  6. For the records of the President’s meetings with General Giraud on January 17 and 19, see ante, pp. 609 and 644; see also the editorial note regarding the meeting of January 24, ante, p. 724.
  7. For text of an English translation of this memorandum handed to General Marshall by Major General Béthouart in the course of a meeting in Washington on February 3, 1943, see supra.
  8. This paragraph in English translation is included in the document printed supra.
  9. Woodward, British Foreign Policy in the Second World War, pp. 218–219, confirms that the two memoranda, which were communicated to Macmillan by Murphy on January 27, 1943, had not been seen by the Prime Minister, and that the President had not consulted him about them.
  10. Matthews replied to this message in telegram 45, February 3, 1943, from London to Algiers, for Murphy’s eyes only, which reads in part as follows: “Hal Mack told me last evening (before I had read your 124 Feb 1 noon) that a telegr had been received from Macmillan giving the text of two memoranda you had given him. He said that you and Giraud had [drafted?] these memoranda, presented them to the President just a few minutes before his departure and after the Prime Minister had left, and obtained the President’s hurried approval.

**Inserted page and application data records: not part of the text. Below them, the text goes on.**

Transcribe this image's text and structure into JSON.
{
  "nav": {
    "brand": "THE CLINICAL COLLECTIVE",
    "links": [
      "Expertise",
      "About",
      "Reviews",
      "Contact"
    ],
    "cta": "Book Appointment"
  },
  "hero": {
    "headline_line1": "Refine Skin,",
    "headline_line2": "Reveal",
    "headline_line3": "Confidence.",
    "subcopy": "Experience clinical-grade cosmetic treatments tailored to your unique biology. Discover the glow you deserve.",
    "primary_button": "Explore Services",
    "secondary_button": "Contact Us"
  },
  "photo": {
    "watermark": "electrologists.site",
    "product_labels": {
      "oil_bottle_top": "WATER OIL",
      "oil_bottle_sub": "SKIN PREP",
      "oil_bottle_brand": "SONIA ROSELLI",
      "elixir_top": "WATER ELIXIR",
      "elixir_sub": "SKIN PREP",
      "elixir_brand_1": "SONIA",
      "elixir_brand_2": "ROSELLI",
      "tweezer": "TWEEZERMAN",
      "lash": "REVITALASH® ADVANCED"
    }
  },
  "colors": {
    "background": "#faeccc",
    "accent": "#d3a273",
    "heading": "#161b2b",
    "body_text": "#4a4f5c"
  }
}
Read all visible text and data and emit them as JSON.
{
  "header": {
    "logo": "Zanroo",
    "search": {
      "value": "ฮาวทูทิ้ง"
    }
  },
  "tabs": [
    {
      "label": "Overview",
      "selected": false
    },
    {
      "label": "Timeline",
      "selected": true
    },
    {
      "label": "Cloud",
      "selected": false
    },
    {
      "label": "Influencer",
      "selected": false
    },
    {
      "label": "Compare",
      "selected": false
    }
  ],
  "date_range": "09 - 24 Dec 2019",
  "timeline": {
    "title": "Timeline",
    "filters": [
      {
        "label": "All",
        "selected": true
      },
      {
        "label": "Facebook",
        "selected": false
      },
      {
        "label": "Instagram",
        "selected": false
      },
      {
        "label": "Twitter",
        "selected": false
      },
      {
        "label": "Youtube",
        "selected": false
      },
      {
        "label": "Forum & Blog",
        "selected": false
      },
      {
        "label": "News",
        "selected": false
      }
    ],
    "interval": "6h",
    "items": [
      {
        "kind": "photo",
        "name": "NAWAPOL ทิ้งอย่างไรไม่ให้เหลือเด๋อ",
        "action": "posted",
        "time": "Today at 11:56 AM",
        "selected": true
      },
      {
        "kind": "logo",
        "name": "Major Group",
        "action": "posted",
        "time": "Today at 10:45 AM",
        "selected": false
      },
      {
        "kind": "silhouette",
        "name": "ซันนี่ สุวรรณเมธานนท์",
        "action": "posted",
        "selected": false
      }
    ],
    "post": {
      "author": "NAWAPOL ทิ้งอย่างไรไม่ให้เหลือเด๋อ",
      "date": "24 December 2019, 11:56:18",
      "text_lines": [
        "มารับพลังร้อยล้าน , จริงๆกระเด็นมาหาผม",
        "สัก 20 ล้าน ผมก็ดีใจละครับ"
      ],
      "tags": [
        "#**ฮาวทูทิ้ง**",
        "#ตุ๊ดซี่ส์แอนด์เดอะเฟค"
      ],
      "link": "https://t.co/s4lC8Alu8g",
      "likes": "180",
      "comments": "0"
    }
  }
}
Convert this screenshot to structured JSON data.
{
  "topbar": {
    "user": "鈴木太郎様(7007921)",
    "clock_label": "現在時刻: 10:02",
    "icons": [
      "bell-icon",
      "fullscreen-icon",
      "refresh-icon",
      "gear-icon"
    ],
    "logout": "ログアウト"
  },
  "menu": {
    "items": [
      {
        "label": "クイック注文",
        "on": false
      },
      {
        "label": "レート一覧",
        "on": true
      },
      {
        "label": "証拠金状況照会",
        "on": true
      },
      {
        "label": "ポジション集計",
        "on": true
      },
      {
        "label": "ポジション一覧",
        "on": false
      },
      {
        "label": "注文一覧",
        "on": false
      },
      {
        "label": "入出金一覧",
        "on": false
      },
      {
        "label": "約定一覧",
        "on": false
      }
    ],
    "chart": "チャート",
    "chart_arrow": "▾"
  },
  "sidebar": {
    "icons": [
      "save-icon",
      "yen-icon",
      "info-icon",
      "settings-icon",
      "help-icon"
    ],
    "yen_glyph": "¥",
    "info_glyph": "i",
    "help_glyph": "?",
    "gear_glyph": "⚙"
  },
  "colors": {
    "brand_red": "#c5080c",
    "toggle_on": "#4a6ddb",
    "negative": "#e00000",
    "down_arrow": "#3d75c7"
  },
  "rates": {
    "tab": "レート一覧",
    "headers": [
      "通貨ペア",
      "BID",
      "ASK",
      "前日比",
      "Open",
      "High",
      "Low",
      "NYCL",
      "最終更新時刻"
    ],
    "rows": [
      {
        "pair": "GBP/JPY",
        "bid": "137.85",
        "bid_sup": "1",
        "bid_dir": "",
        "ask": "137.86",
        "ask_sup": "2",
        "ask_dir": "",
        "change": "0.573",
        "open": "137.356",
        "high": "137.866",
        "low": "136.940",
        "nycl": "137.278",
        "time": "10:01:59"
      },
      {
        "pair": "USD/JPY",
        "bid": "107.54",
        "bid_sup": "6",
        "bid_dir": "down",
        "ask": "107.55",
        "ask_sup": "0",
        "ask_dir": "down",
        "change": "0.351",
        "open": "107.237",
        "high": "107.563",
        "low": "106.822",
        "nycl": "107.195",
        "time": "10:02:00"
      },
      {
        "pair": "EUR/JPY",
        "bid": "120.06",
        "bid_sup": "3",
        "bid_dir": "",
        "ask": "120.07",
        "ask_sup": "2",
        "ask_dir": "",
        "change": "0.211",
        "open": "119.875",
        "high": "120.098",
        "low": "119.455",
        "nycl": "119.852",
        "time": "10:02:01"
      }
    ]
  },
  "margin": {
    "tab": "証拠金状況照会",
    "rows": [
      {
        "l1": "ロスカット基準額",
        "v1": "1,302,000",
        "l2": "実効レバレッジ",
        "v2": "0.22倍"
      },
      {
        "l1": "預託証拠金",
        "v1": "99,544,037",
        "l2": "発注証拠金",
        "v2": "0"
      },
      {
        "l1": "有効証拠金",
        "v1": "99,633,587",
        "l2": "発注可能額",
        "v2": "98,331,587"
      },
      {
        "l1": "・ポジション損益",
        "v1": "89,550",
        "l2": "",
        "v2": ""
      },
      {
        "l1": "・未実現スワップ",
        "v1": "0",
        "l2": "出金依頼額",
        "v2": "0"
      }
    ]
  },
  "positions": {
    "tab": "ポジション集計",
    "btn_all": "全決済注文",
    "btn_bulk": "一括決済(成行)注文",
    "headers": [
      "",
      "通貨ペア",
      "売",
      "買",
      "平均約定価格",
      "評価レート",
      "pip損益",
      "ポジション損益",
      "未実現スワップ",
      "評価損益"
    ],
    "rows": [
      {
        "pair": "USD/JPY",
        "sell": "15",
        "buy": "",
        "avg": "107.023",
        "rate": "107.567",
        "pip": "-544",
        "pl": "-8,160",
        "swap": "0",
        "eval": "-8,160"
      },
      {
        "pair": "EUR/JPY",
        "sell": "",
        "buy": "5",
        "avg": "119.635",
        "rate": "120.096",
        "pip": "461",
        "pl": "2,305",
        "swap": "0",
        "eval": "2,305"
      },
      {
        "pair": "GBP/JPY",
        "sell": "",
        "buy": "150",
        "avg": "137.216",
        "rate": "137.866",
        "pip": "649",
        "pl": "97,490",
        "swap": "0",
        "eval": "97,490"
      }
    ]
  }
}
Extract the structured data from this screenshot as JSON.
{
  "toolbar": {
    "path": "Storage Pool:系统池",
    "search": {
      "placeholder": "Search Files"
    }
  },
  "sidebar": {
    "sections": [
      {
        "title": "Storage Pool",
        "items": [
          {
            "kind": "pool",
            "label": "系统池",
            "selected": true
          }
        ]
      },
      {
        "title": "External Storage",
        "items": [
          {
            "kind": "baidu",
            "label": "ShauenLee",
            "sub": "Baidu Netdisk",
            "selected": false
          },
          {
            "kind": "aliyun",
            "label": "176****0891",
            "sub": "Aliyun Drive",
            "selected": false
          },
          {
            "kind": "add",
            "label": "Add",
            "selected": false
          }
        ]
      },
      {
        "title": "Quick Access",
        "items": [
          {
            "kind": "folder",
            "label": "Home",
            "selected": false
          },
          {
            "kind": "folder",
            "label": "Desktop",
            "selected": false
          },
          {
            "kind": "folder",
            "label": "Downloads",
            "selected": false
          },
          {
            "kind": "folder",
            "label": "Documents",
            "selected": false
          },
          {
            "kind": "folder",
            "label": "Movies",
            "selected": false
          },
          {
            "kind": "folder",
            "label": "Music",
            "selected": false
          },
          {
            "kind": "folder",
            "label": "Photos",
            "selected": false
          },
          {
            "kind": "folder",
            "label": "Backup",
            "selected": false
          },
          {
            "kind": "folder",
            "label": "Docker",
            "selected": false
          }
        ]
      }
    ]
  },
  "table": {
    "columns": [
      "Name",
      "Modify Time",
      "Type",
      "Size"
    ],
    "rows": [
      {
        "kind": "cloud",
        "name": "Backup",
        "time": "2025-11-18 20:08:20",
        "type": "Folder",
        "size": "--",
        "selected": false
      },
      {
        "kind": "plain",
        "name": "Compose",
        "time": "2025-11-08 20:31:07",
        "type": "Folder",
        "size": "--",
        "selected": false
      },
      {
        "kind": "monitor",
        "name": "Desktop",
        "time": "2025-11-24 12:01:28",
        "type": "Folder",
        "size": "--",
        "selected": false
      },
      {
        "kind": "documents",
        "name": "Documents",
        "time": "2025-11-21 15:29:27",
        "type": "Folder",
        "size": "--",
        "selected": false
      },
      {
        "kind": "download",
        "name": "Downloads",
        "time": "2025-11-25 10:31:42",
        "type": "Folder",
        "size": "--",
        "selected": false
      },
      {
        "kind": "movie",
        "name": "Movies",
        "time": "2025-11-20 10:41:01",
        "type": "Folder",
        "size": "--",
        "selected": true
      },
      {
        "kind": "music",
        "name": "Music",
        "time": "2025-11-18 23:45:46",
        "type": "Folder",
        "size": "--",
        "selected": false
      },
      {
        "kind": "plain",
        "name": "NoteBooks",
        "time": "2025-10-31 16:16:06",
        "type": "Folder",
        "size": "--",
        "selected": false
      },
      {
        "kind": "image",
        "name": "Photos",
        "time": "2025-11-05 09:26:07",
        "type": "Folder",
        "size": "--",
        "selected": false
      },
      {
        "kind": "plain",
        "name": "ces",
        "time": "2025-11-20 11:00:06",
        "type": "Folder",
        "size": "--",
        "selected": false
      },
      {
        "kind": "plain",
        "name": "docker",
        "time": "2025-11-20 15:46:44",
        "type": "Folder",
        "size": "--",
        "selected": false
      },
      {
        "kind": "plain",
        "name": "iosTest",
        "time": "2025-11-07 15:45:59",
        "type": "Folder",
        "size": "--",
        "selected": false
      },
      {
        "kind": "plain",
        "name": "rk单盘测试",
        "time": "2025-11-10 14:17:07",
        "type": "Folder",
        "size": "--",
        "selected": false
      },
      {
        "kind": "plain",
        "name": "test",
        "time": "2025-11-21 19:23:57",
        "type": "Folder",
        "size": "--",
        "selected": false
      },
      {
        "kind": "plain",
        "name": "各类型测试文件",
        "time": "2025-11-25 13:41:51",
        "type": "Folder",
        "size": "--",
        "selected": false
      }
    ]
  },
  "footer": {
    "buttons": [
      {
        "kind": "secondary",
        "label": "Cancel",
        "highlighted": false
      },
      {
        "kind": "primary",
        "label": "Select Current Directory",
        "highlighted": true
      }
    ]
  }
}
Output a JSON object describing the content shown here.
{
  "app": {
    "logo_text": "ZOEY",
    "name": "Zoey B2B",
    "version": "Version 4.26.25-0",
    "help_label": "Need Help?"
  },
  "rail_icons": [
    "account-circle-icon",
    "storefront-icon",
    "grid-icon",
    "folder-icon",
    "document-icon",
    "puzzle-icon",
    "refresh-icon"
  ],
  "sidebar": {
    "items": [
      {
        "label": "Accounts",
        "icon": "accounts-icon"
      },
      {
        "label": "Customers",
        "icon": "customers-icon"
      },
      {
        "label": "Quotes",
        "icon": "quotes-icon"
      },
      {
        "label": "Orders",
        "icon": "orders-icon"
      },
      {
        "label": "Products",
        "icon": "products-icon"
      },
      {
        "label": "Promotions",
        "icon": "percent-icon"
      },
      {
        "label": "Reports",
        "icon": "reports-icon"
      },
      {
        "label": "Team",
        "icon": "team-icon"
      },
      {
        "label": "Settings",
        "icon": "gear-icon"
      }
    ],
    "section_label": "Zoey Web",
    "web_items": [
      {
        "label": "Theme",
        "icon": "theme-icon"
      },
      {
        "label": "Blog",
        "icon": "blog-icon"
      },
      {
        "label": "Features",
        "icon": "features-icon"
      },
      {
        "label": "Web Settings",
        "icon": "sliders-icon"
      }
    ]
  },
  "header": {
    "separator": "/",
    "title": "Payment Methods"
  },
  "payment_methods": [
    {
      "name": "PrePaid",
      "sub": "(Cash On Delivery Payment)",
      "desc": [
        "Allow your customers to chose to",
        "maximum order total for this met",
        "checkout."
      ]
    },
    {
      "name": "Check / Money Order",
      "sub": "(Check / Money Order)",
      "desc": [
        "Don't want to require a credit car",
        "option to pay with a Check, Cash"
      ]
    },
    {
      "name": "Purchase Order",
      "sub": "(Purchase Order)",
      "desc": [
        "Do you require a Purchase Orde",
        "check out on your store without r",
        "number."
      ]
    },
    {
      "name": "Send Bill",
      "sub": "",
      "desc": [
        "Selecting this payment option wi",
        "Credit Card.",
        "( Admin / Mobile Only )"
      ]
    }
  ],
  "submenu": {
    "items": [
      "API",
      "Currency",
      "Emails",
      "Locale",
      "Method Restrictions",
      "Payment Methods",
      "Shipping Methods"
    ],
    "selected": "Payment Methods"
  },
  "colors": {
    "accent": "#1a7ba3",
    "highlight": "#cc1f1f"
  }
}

The memoranda, Mack said, went much farther in recognizing Giraud as the protector of all French interests everywhere than the British had ever gone with de Gaulle and not only committed our govt but also the British govt.” (Algiers Consulate Files: 710 Gt. Britain, U.S. Fr. North Africa) Telegram 153, February 6, 1943, from Murphy at Algiers, Foreign Relations, 1943, vol. iii, p. 48, reported that Churchill understood “how the two memoranda of points agreed at the Anfa Conference were approved by the President immediately prior to his departure from Anfa which left no opportunity for coordination with the Prime Minister.” American and British representatives did subsequently prepare slightly modified versions of these memoranda; see ibid., pp. 4853 passim.